    The course is open to the public. Loble says, "It will be a course students can sink their teeth into.”

    The course will include a look at a number of topics, including managing stress in disaster situations, social order and public health and infectious disease.

    “In The Walking Dead, there is a tragic absence of any semblance of public health agencies, expertise, or communications for the surviving members of society,” reads the course catalog.
    The syllabus includes “thriving on a post-apocalyptic diet.”

    Yes, there will be a quiz.

    In “modeling a zombie outbreak,” the class will “explore how mathematics help study the dynamics of disease spread within a population. “Using the walker world as an example, we will begin dividing the population into different groups (human, zombie/walker, and permanently dead) and then use the interactions among these groups to formulate and utilize our mathematical model.”

    “It’s a serious course,” Loble said, though she acknowledges zombies tend to draw attention.

    "You can take the principles we teach and apply them to the post-apocalyptic world and the real world around you," Loble said.

    It's been done before: a spoof posting by the Centers for Disease Control about "zombie preparedness” was so popular it crashed government servers.

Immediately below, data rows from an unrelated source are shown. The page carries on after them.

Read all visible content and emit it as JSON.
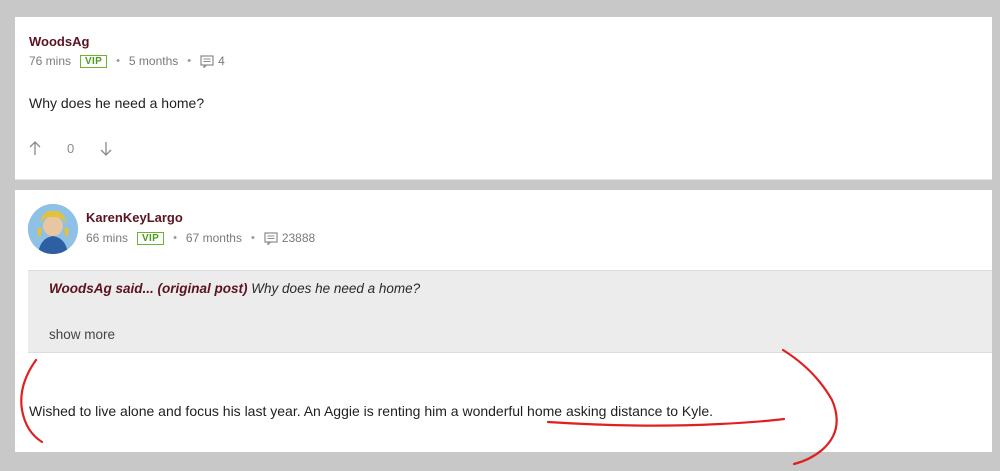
{
  "post1": {
    "username": "WoodsAg",
    "mins": "76 mins",
    "vip": "VIP",
    "age": "5 months",
    "reply_count": "4",
    "body": "Why does he need a home?",
    "vote_count": "0"
  },
  "post2": {
    "username": "KarenKeyLargo",
    "mins": "66 mins",
    "vip": "VIP",
    "age": "67 months",
    "reply_count": "23888",
    "quote": {
      "author": "WoodsAg said...",
      "source": "(original post)",
      "text": "Why does he need a home?",
      "show_more": "show more"
    },
    "body": "Wished to live alone and focus his last year. An Aggie is renting him a wonderful home asking distance to Kyle."
  },
  "colors": {
    "username": "#5c1220",
    "vip_green": "#4a9a1f",
    "annotation_red": "#e02020",
    "backdrop": "#c8c8c8"
  },
  "icons": [
    "comments-icon",
    "upvote-icon",
    "downvote-icon"
  ]
}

The CDC used the opportunity to teach those interested in end of the world scenarios how to better prepare -- whether that be the undead or a run-of-the-mill earthquake.

    The first day of the eight-week online class is October 14.